Lexicon Valley

Taming of the Shrew: Maybe Not So Tame After All?

Taming of the Shrew.
Cassandra Dupler as Katherine in The Taming of the Shrew. Performed in Centerport, New York, by the Arena Players Repertory Theater in 2013.

Cassandra Dupler

This post originally appeared on Strong Language, a sweary blog about swearing.

“ … She did call me rascal, fiddler, / And twangling jack, with twenty such vile terms,” a beaten-up Hortensio cries after a rough music lesson with the titular “shrew,” Katherine, in Shakespeare’s The Taming of the Shrew (2.1.155-6). To the delight of Strong Language readers, the comedy gives us much more than 20 vile terms. And I think they still have a lot of vim and vigor today.

I reread the play recently for part of a project I’m calling Shakespeare Confidential. During my reading, I tracked instances of strong language. With its rogues and villains,wenches and wildcats knaves and nits, and asses and swains, The Taming of the Shrew kept my pen busy. No pun intended.

To be clear, the characters’ disguises and dissembling throughout the comedy raise important questions about gender and social identity that are incredibly relevant in 2016. (Click here for a synopsis of the play.) The Bard’s own strong language adds to the complexity of these themes, of course. For instance, Gremio, an older suitor of Bianca, calls Katherine a “fiend of hell” (1.1.88) and bids her go to the “devil’s dam” (1.1.105). Men of the play certainly face some strong language, but none are quite demonized, by my reckoning.

We can and should debate whether The Taming of the Shrew reinforces or challenges traditional power hierarchies, including how Shakespeare uses language to do so. But here, I want to honor this enduring comedy by celebrating some great moments in its strong language. I know, there’s no shit or fuck, but this shit’s fucking good.

When Katherine and Petruccio first meet, they engage in a repartee delightfully dense with sexual puns (2.1.207-15):

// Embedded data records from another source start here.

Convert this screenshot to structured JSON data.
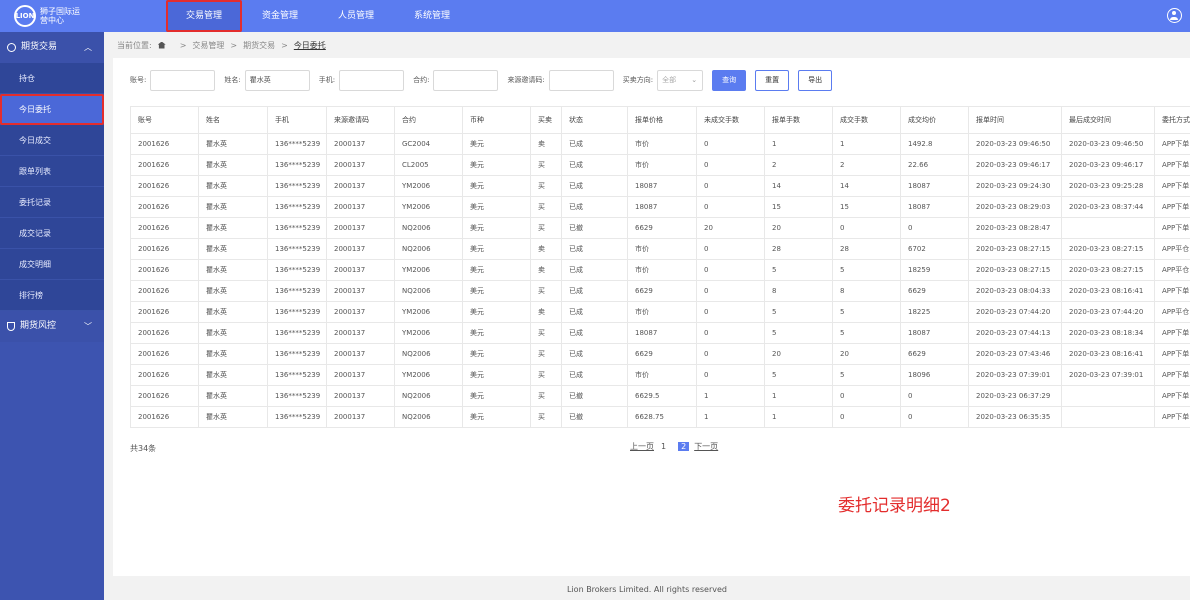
{
  "logo": {
    "mark": "LION",
    "text": "狮子国际运营中心"
  },
  "topnav": [
    {
      "label": "交易管理"
    },
    {
      "label": "资金管理"
    },
    {
      "label": "人员管理"
    },
    {
      "label": "系统管理"
    }
  ],
  "sidebar": {
    "group1": "期货交易",
    "items": [
      "持仓",
      "今日委托",
      "今日成交",
      "跟单列表",
      "委托记录",
      "成交记录",
      "成交明细",
      "排行榜"
    ],
    "group2": "期货风控"
  },
  "breadcrumb": {
    "prefix": "当前位置:",
    "level1": "交易管理",
    "level2": "期货交易",
    "current": "今日委托"
  },
  "filters": {
    "account_label": "账号:",
    "account_value": "",
    "name_label": "姓名:",
    "name_value": "瞿水英",
    "phone_label": "手机:",
    "phone_value": "",
    "contract_label": "合约:",
    "contract_value": "",
    "invite_label": "来源邀请码:",
    "invite_value": "",
    "direction_label": "买卖方向:",
    "direction_value": "全部",
    "query_btn": "查询",
    "reset_btn": "重置",
    "export_btn": "导出"
  },
  "table": {
    "headers": [
      "账号",
      "姓名",
      "手机",
      "来源邀请码",
      "合约",
      "币种",
      "买卖",
      "状态",
      "报单价格",
      "未成交手数",
      "报单手数",
      "成交手数",
      "成交均价",
      "报单时间",
      "最后成交时间",
      "委托方式"
    ],
    "rows": [
      [
        "2001626",
        "瞿水英",
        "136****5239",
        "2000137",
        "GC2004",
        "美元",
        "卖",
        "已成",
        "市价",
        "0",
        "1",
        "1",
        "1492.8",
        "2020-03-23 09:46:50",
        "2020-03-23 09:46:50",
        "APP下单"
      ],
      [
        "2001626",
        "瞿水英",
        "136****5239",
        "2000137",
        "CL2005",
        "美元",
        "买",
        "已成",
        "市价",
        "0",
        "2",
        "2",
        "22.66",
        "2020-03-23 09:46:17",
        "2020-03-23 09:46:17",
        "APP下单"
      ],
      [
        "2001626",
        "瞿水英",
        "136****5239",
        "2000137",
        "YM2006",
        "美元",
        "买",
        "已成",
        "18087",
        "0",
        "14",
        "14",
        "18087",
        "2020-03-23 09:24:30",
        "2020-03-23 09:25:28",
        "APP下单"
      ],
      [
        "2001626",
        "瞿水英",
        "136****5239",
        "2000137",
        "YM2006",
        "美元",
        "买",
        "已成",
        "18087",
        "0",
        "15",
        "15",
        "18087",
        "2020-03-23 08:29:03",
        "2020-03-23 08:37:44",
        "APP下单"
      ],
      [
        "2001626",
        "瞿水英",
        "136****5239",
        "2000137",
        "NQ2006",
        "美元",
        "买",
        "已撤",
        "6629",
        "20",
        "20",
        "0",
        "0",
        "2020-03-23 08:28:47",
        "",
        "APP下单"
      ],
      [
        "2001626",
        "瞿水英",
        "136****5239",
        "2000137",
        "NQ2006",
        "美元",
        "卖",
        "已成",
        "市价",
        "0",
        "28",
        "28",
        "6702",
        "2020-03-23 08:27:15",
        "2020-03-23 08:27:15",
        "APP平仓"
      ],
      [
        "2001626",
        "瞿水英",
        "136****5239",
        "2000137",
        "YM2006",
        "美元",
        "卖",
        "已成",
        "市价",
        "0",
        "5",
        "5",
        "18259",
        "2020-03-23 08:27:15",
        "2020-03-23 08:27:15",
        "APP平仓"
      ],
      [
        "2001626",
        "瞿水英",
        "136****5239",
        "2000137",
        "NQ2006",
        "美元",
        "买",
        "已成",
        "6629",
        "0",
        "8",
        "8",
        "6629",
        "2020-03-23 08:04:33",
        "2020-03-23 08:16:41",
        "APP下单"
      ],
      [
        "2001626",
        "瞿水英",
        "136****5239",
        "2000137",
        "YM2006",
        "美元",
        "卖",
        "已成",
        "市价",
        "0",
        "5",
        "5",
        "18225",
        "2020-03-23 07:44:20",
        "2020-03-23 07:44:20",
        "APP平仓"
      ],
      [
        "2001626",
        "瞿水英",
        "136****5239",
        "2000137",
        "YM2006",
        "美元",
        "买",
        "已成",
        "18087",
        "0",
        "5",
        "5",
        "18087",
        "2020-03-23 07:44:13",
        "2020-03-23 08:18:34",
        "APP下单"
      ],
      [
        "2001626",
        "瞿水英",
        "136****5239",
        "2000137",
        "NQ2006",
        "美元",
        "买",
        "已成",
        "6629",
        "0",
        "20",
        "20",
        "6629",
        "2020-03-23 07:43:46",
        "2020-03-23 08:16:41",
        "APP下单"
      ],
      [
        "2001626",
        "瞿水英",
        "136****5239",
        "2000137",
        "YM2006",
        "美元",
        "买",
        "已成",
        "市价",
        "0",
        "5",
        "5",
        "18096",
        "2020-03-23 07:39:01",
        "2020-03-23 07:39:01",
        "APP下单"
      ],
      [
        "2001626",
        "瞿水英",
        "136****5239",
        "2000137",
        "NQ2006",
        "美元",
        "买",
        "已撤",
        "6629.5",
        "1",
        "1",
        "0",
        "0",
        "2020-03-23 06:37:29",
        "",
        "APP下单"
      ],
      [
        "2001626",
        "瞿水英",
        "136****5239",
        "2000137",
        "NQ2006",
        "美元",
        "买",
        "已撤",
        "6628.75",
        "1",
        "1",
        "0",
        "0",
        "2020-03-23 06:35:35",
        "",
        "APP下单"
      ]
    ]
  },
  "pagination": {
    "total": "共34条",
    "prev": "上一页",
    "page1": "1",
    "page2": "2",
    "next": "下一页"
  },
  "annotation": "委托记录明细2",
  "footer": "Lion Brokers Limited. All rights reserved",
  "colors": {
    "primary": "#5b7cf0",
    "sidebar": "#3d54b0",
    "highlight": "#e32d2d"
  }
}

Petruccio: Come, come, you wasp, i’fath you are too angry.
Katherine: If I be waspish, best beware my sting.
Petruccio: My remedy is then to pluck it out.
Katherine: Ay, if the fool could find it where it lies.
Petruccio: Who knows not where a wasp does wear his sting? In his tail.
Katherine: In his tongue.
Petruccio: Whose tongue?
Katherine: Yours, if you talk of tales, and so farewell,.
Petruccio: What, with my tongue in your tail? Nay, come again, Good Kate, I am a gentleman.
Katherine: That I’ll try.

Sting, tail? Eh, eh? This war of wits displays a level of linguistic creativity matched only by the wordplay I used to hear when I taught in public schools. Shakespeare doesn’t even explicitly use any taboo words for genitals (whether mild like penis or strong like cunt), but this scene is pure genius in my book.

(A quick aside: The Taming of the Shrew is dated to at least 1592, while the slang sense of come for “orgasm” is attested by 1650, as Iva Cheung discussed. Perhaps the modern reader gets to add to the sexual tension?)

But for all Kate’s supposed shrewishness, it’s Petruccio who really throws some shade. To tame Katherine, for a refresher, Petruccio “kills her in her own humour” (4.1.161) and “kills [her] with kindness” (4.1.189). For example, immediately following their nuptials, he deprives Katherine of food, laying into his servants for dishing up food he pretends is not good enough for her—all as a way to make an example of her nasty temper. That’s pretty fucked up, but it does leave us with some truly memorable vituperations (and these in the first scene of Act 4 alone):

  • “You logger-headed and unpolished grooms” (4.1.106)
  • “You peasant swain, you whoreson, malthorse drudge” (4.1.110)
  • “A whoreson, beetle-headed, flap-eared knave” (4.1.138)
  • “You heedless jolt-heads and unmannered slaves” (4.1.147)

I could gloss some of these expressions, but I think the meaning comes across loud and clear 400 years after Bill kicked the bucket. (OK, “logger-headed,” “beetle-headed,” and “jolt-head,” as you might have guessed, are all calling the servants stupid, in essence. A “swain” was a farm worker and a “whoreson” a bastard. A “malthorse,” a lug of a horse, ground up malt.)

Of course, we’re no strangers to such splenetic strings today, especially the more callow or creative cursers among us, you no-good, two-timing, rat-titted, cunt-faced bastards, you. These strings can be playful. They can pack extra punch. They can even push the envelope. And if Shakespeare did it, well then …

So, if you’re looking for some choice words, take a page from Petruccio’s playbook: Add some color, er, choler. Just avoid this whole “taming” and “shrew” business.

Thanks, as always, to Stan Carey for “Great Moments in Swearing,” as well as to Heather Froehlich, whose has analyzed Shakespeare’s language, especially the strong stuff, with respect to gender.